Saturday, December 4, 2010


What no [spouse] of a writer can ever understand
is that a writer is working when [she's]
staring out of the window. —Burton Rascoe

It's a sort of a cliff I'm standing at just now. I'm a few feet from the edge, safe and swiveling my head this way and that as I take in the scenery. I lean forward just enough to see past the ledge and know that the drop is a steep one.

I have crafted an identity. It has taken years. I've done it carefully, and I'm pleased with the picture. I am a married, yoga-loving, vegetarian Mormon drug rep. Encapsulated in that short description is material enough to infer that I'm a liberal conservative and rather conflicted. The inner conflict gives me fodder enough for a good bout of introspection from time to time without leaving me a confused mess trying to figure out who the hell I am. I know who I am. I know what I like. I know what I don't. I know what I want.

And what I want has brought me to the cliff.

When I jump off the cliff, I'm surrendering to a shift in identity. Do I want that part of The Dream? Oh, not really. For I'm comfortable here.

But eight and a half years ago when I graduated from college, armed with a diploma and designs on a life of laptops and cardigans, I aimed to keep on with schooling. I wanted Sarah Lawrence quite a lot. But apparently I wanted Señior Romo more. It's taken eight years to get my little train back on track and headed for a graduate degree. My innate insecurities mean that without a master's degree I've felt like an incomplete poser. (I don't feel that way about you. Just me.)

A year ago I decided that now's the time. I'm not learning a new job or settling into a new city or birthing a baby, so I can finally toss school in the mix. I informed my taller half that I'd be applying for school, and I got to work begging for reference letters. Seven schools. Four said yes. Dad says the other three were just morons anyhow.

I accepted Lesley University's offer of admission and deferred six months so that I could get a handle on a new drug to sell and apply for money. And I let the concept of impending higher education float in the back of my mind as something to prepare for. But only float, for I'm an indefatigable procrastinator. School starts on January 7th. Residency manuscripts are due on Monday. I'm staring at 40 typed pages of my words and my words alone wondering what I was thinking.

I'm standing near the edge of a precipice, a leap off of which will alter how I understand myself, brashly adding something about writing to the adjectives that make up my self description (maybe even replacing the noun!)—that string of words I'm so comfortable with.

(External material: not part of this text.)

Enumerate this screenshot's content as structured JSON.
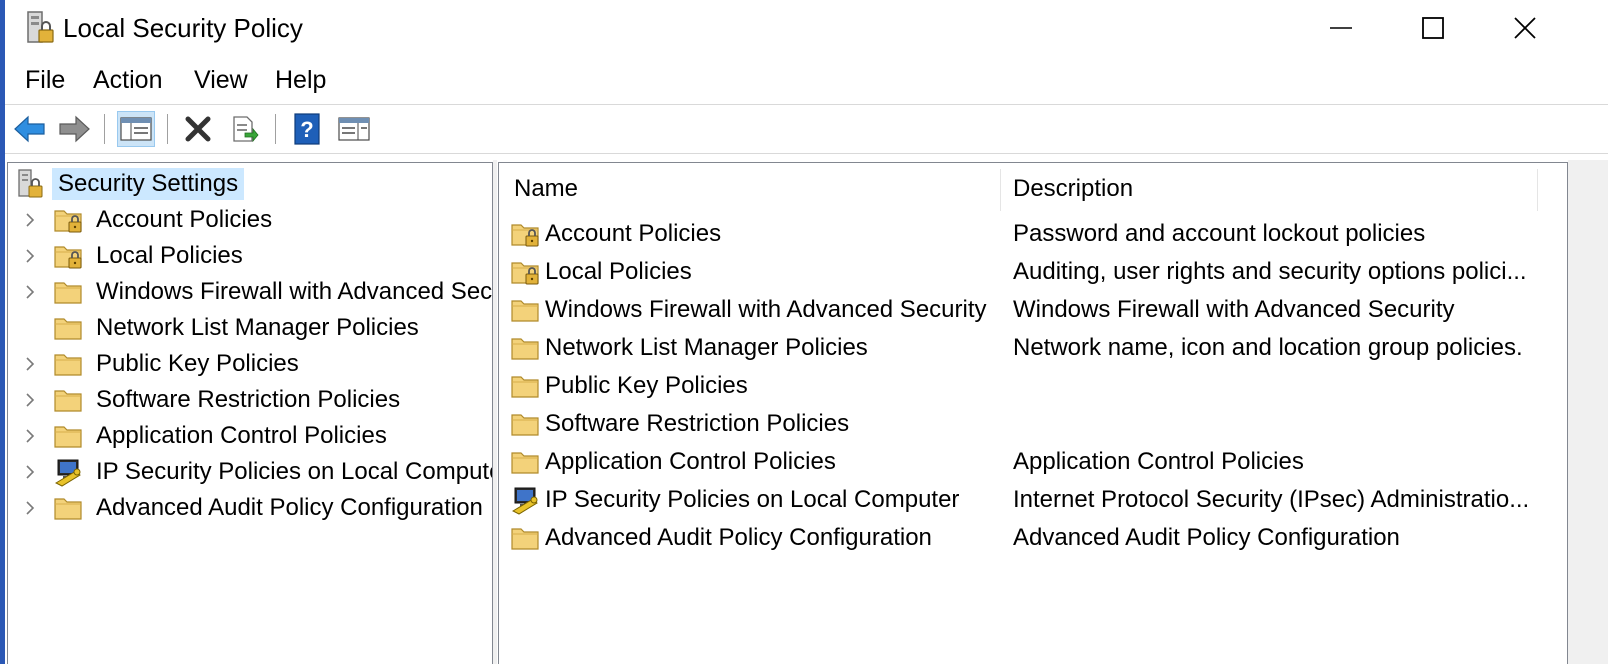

I've been after the title of writer for over ten years, and during the last 5 or so I've realized two things: a) being a "writer" doesn't mean that you're any good—any fool can (and does) [falsely] call themselves a writer, and b) for me the word means something more—a visceral something—and applying the title to this little person is an act of brazen arrogance.

But it's what I believe I've been wanting from this jump off the cliff—the jump from knowing exactly who I am to becoming exactly who I've wanted to be.

The concept of school is suddenly real. I've got a month to read hundreds of pages of prep work and—the part that's really scary—I'm submitting 10,000 of my words for professor and peer workshop review. I'm giving them what I've written with the license—no, the mandate—to read it, judge it, and tell me what they think.

I've decided that that is what will make me a real writer: surviving the criticism necessary to make me better. As my comrades in this will to write, it is the job of these professors and peers to give helpful and harsh feedback.

And It's my job to weather it, landing at the bottom of the cliff a new iteration of this project called Me.


Ashley Thalman said...

Being criticized is so good, so hard and so good. School works because you pay for it and are given it by people you respect and admire.

I am so proud of you, and inspired by your willingness to jump. We can all jump can't we? Each of us have hidden (at times lost) aspirations that we want desperately to throw ourselves at. Thank you for jumping, throwing and growing.

Jessica said...

I am so excited for these next two years. Such a spectacular opportunity to learn and grown and become better at your craft. All the while, learning more about yourself.

[Morgan] said...

surviving criticism.
something i've actually gotten worse at, the older i get.
you do things and you do them well.
the writing, the surviving, becoming a real writer. you are going to rock it.

Julie said...


My25Cents said...



Allez! Courage! Surmontez! Bon courage!

Rabid said...

You will be victorious!

Interestingly enough, this post helped me learn something about me. I'm not afraid of criticism as long as it is spoken directly to me. It's the unspoken criticism that scares or bugs me. Especially when you ask an opinion and someone tells you it's all flowers and roses when they believe the exact opposite. We all know that happens.

And speaking of criticism, I'd be happy to read anything you write, any time of day, and I promise to tell the truth, the whole truth, and nothing but. (Which may or may not persuade you to allow me to read yer stuff.)

Megan and Keli'i said...

You were born to write. This will only make you that much better.

I'm proud of you. Maybe someday I'll follow suit. But I doubt it. I think, nursing is for me.

~j. said...

Wow. WOW. Best wishes. You're brilliant.